Energy and environmental security are major problems facing our global economy. Fossil fuels, particularly crude oil, are confined to a few regions of the world and the continuity of supply is governed by dynamic political, economic and ecological factors, independently of the sometimes questioned estimates about still available storages.
These factors conspire to force volatile, often high fuel prices while, at the same time, environmental policy is demanding a reduction in greenhouse gases and toxic emissions. Yet increased growth and demand for welfare by developed and developing countries are placing higher pressure on energy resources.
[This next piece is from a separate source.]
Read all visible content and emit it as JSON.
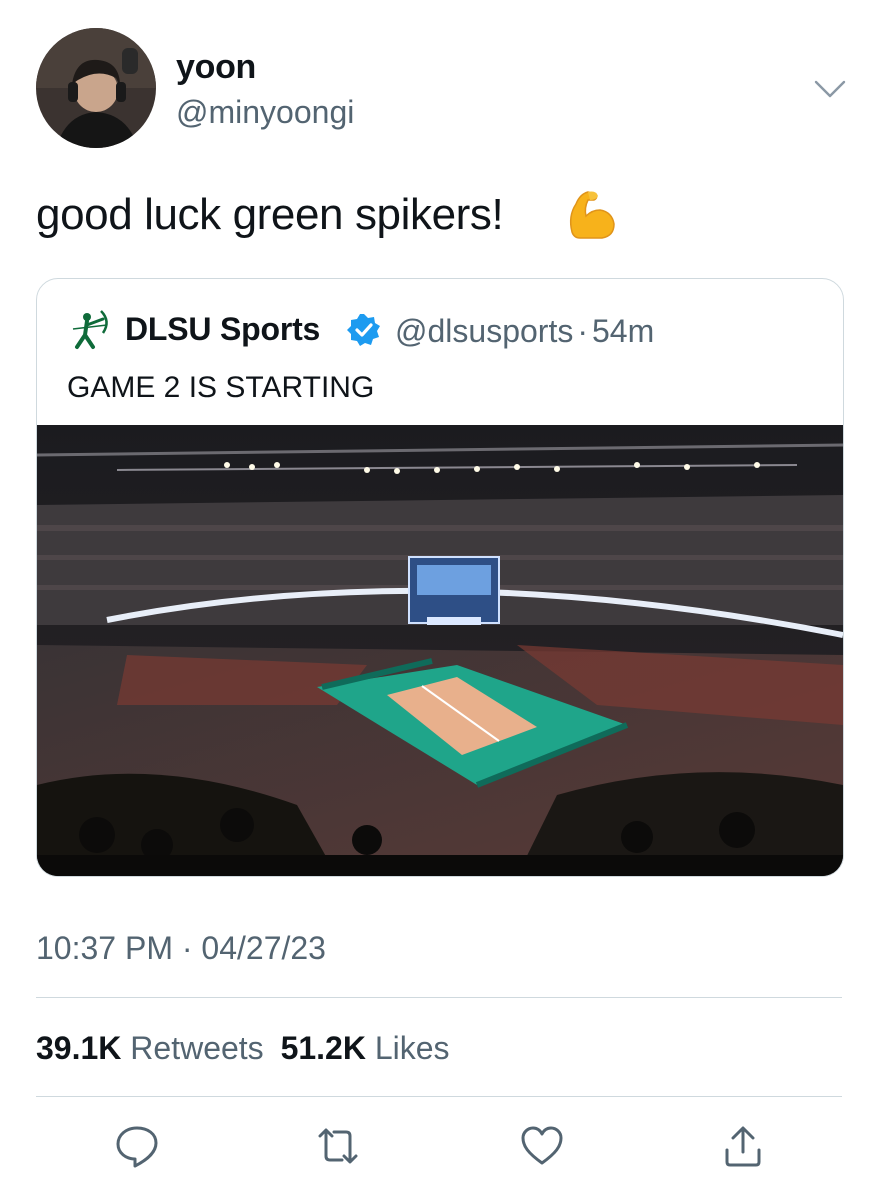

In particular, a large fraction of “new consumers” in developing countries, mainly concentrated in megacities, already reached a purchasing power high enough as to be able to access to commodity and energy markets worldwide, thus boosting energy consumption and competition for all kinds of resources.
Such a trend, although in principle may represent a progress towards diffuse welfare and wealth as well as much needed equity, is at present contributing to a rush for the appropriation of available resources which are directly and indirectly linked to energy and may contribute to planetary instability if it is not adequately understood and managed.